Data records for software interfaces
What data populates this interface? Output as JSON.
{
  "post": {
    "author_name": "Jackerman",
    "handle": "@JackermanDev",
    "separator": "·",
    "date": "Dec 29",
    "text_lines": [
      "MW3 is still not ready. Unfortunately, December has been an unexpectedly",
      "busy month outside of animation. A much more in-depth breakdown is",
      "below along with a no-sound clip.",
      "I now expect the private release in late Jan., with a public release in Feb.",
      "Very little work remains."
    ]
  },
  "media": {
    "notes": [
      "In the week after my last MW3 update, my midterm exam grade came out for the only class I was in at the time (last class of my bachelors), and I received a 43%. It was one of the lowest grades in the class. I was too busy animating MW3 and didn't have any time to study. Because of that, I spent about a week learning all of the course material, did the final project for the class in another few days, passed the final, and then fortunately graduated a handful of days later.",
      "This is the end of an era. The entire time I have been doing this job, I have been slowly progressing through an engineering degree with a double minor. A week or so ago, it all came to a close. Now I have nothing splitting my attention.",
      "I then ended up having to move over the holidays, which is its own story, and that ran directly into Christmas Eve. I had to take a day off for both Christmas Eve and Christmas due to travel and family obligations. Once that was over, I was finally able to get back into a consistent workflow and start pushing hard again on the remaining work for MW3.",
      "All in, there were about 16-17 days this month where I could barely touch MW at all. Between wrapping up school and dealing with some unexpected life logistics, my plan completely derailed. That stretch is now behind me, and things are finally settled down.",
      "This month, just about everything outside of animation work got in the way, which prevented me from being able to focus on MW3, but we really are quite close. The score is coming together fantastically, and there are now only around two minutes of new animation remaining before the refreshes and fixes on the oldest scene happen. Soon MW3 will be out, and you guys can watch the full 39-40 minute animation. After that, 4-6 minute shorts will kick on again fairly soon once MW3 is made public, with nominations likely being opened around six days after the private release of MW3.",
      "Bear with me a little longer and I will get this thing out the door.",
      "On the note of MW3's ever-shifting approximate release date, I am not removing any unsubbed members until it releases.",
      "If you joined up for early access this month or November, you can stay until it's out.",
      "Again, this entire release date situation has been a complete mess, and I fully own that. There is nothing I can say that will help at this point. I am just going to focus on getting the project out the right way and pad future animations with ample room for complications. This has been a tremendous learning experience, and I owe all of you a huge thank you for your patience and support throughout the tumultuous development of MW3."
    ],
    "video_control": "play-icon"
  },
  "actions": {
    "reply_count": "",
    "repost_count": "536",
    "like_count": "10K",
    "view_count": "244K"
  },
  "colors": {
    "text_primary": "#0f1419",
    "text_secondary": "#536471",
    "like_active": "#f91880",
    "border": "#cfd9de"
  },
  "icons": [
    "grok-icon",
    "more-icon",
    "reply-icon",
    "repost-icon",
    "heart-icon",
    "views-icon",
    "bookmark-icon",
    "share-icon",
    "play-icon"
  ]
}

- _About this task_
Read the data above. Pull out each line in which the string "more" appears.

- _Solved problem_
      "busy month outside of animation. A much more in-depth breakdown is",
    "more-icon",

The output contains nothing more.